- **PROBLEM REQUIREMENTS**
Reproduce all of the entries below exactly, without images.

- **Records contained in a dataset**
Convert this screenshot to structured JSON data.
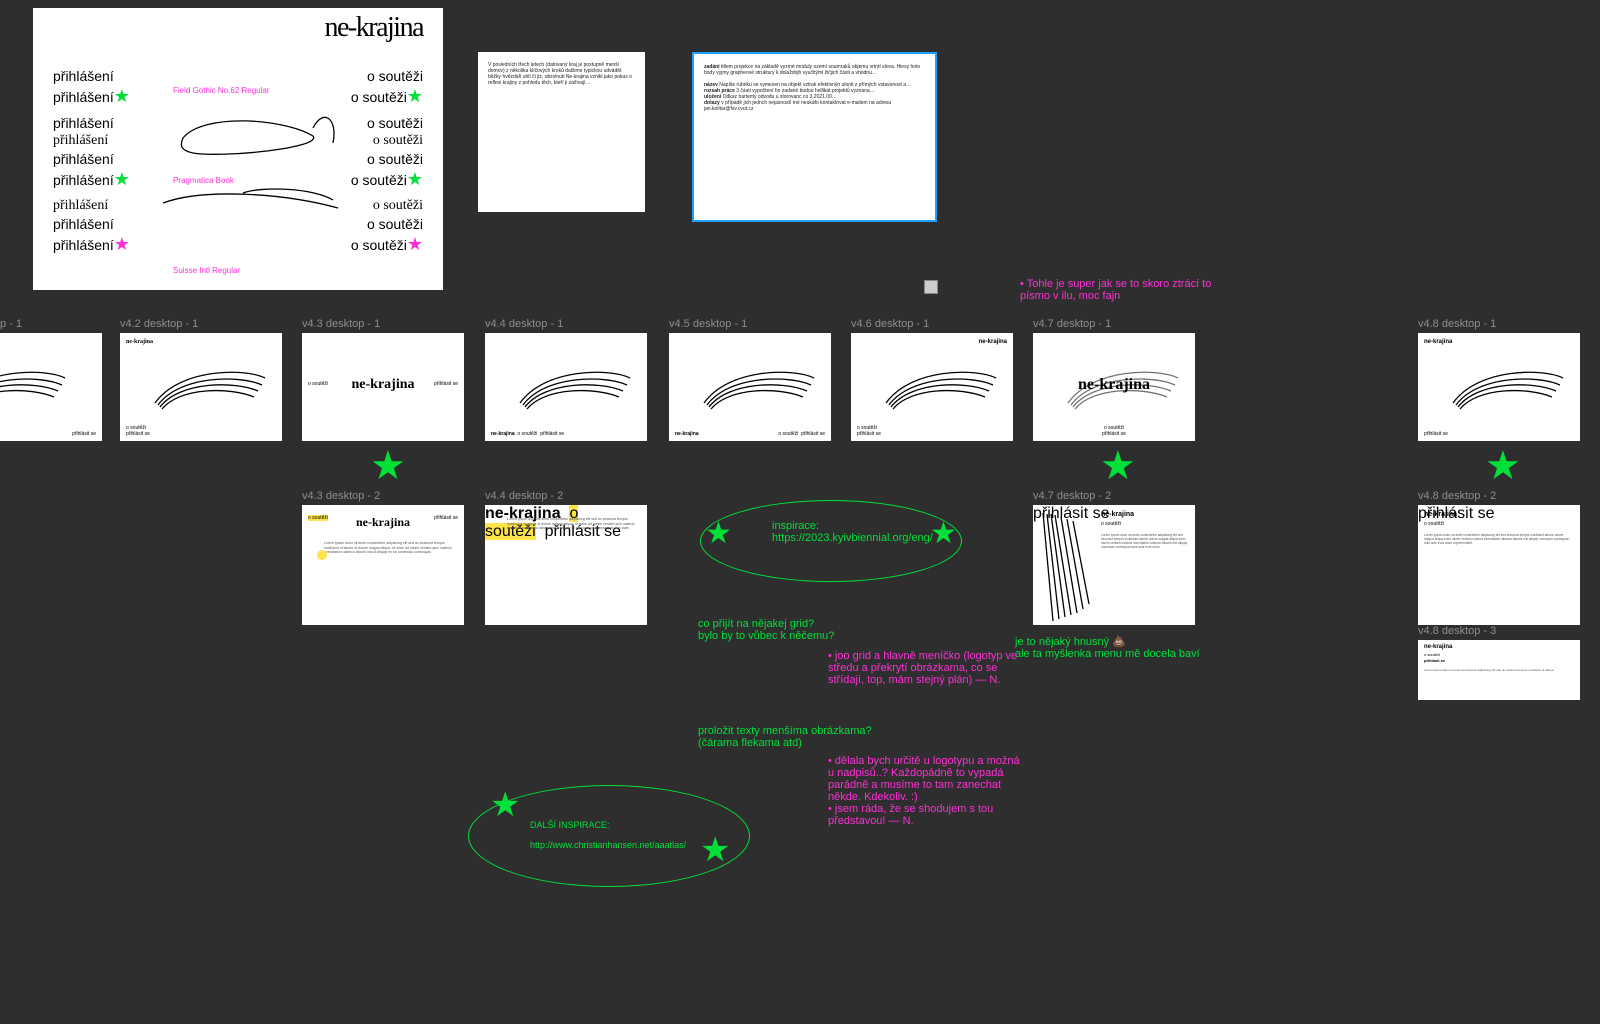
{
  "logo": "ne-krajina",
  "left_word": "přihlášení",
  "right_word": "o soutěži",
  "font_labels": {
    "a": "Field Gothic No.62 Regular",
    "b": "Pragmatica Book",
    "c": "Suisse Intl Regular"
  },
  "frame_labels": {
    "p1": "p - 1",
    "v42": "v4.2 desktop - 1",
    "v43": "v4.3 desktop - 1",
    "v44": "v4.4 desktop - 1",
    "v45": "v4.5 desktop - 1",
    "v46": "v4.6 desktop - 1",
    "v47": "v4.7 desktop - 1",
    "v48": "v4.8 desktop - 1",
    "v43b": "v4.3 desktop - 2",
    "v44b": "v4.4 desktop - 2",
    "v47b": "v4.7 desktop - 2",
    "v48b": "v4.8 desktop - 2",
    "v48c": "v4.8 desktop - 3"
  },
  "thumb_text": {
    "title": "ne-krajina",
    "link1": "o soutěži",
    "link2": "přihlásit se"
  },
  "notes": {
    "top_pink": "Tohle je super jak se to skoro ztrácí to písmo v ilu, moc fajn",
    "insp_label": "inspirace:",
    "insp_url": "https://2023.kyivbiennial.org/eng/",
    "jeto": "je to nějaký hnusný 💩\nale ta myšlenka menu mě docela baví",
    "grid_q": "co přijít na nějakej grid?\nbylo by to vůbec k něčemu?",
    "grid_a": "joo grid a hlavně meníčko (logotyp ve středu a překrytí obrázkama, co se střídají, top, mám stejný plán) — N.",
    "imgs_q": "proložit texty menšíma obrázkama?\n(čárama flekama atd)",
    "imgs_a1": "dělala bych určitě u logotypu a možná u nadpisů..? Každopádně to vypadá parádně a musíme to tam zanechat někde. Kdekoliv. :)",
    "imgs_a2": "jsem ráda, že se shodujem s tou představou! — N.",
    "dals_label": "DALŠÍ INSPIRACE:",
    "dals_url": "http://www.christianhansen.net/aaatlas/"
  },
  "panel1_head": "",
  "panel2_head": "zadání"
}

- **FINISHED TASK**
Convert this screenshot to structured JSON data.
{
  "logo": "ne-krajina",
  "left_word": "přihlášení",
  "right_word": "o soutěži",
  "font_labels": {
    "a": "Field Gothic No.62 Regular",
    "b": "Pragmatica Book",
    "c": "Suisse Intl Regular"
  },
  "frame_labels": {
    "p1": "p - 1",
    "v42": "v4.2 desktop - 1",
    "v43": "v4.3 desktop - 1",
    "v44": "v4.4 desktop - 1",
    "v45": "v4.5 desktop - 1",
    "v46": "v4.6 desktop - 1",
    "v47": "v4.7 desktop - 1",
    "v48": "v4.8 desktop - 1",
    "v43b": "v4.3 desktop - 2",
    "v44b": "v4.4 desktop - 2",
    "v47b": "v4.7 desktop - 2",
    "v48b": "v4.8 desktop - 2",
    "v48c": "v4.8 desktop - 3"
  },
  "thumb_text": {
    "title": "ne-krajina",
    "link1": "o soutěži",
    "link2": "přihlásit se"
  },
  "notes": {
    "top_pink": "Tohle je super jak se to skoro ztrácí to písmo v ilu, moc fajn",
    "insp_label": "inspirace:",
    "insp_url": "https://2023.kyivbiennial.org/eng/",
    "jeto": "je to nějaký hnusný 💩\nale ta myšlenka menu mě docela baví",
    "grid_q": "co přijít na nějakej grid?\nbylo by to vůbec k něčemu?",
    "grid_a": "joo grid a hlavně meníčko (logotyp ve středu a překrytí obrázkama, co se střídají, top, mám stejný plán) — N.",
    "imgs_q": "proložit texty menšíma obrázkama?\n(čárama flekama atd)",
    "imgs_a1": "dělala bych určitě u logotypu a možná u nadpisů..? Každopádně to vypadá parádně a musíme to tam zanechat někde. Kdekoliv. :)",
    "imgs_a2": "jsem ráda, že se shodujem s tou představou! — N.",
    "dals_label": "DALŠÍ INSPIRACE:",
    "dals_url": "http://www.christianhansen.net/aaatlas/"
  },
  "panel1_head": "",
  "panel2_head": "zadání"
}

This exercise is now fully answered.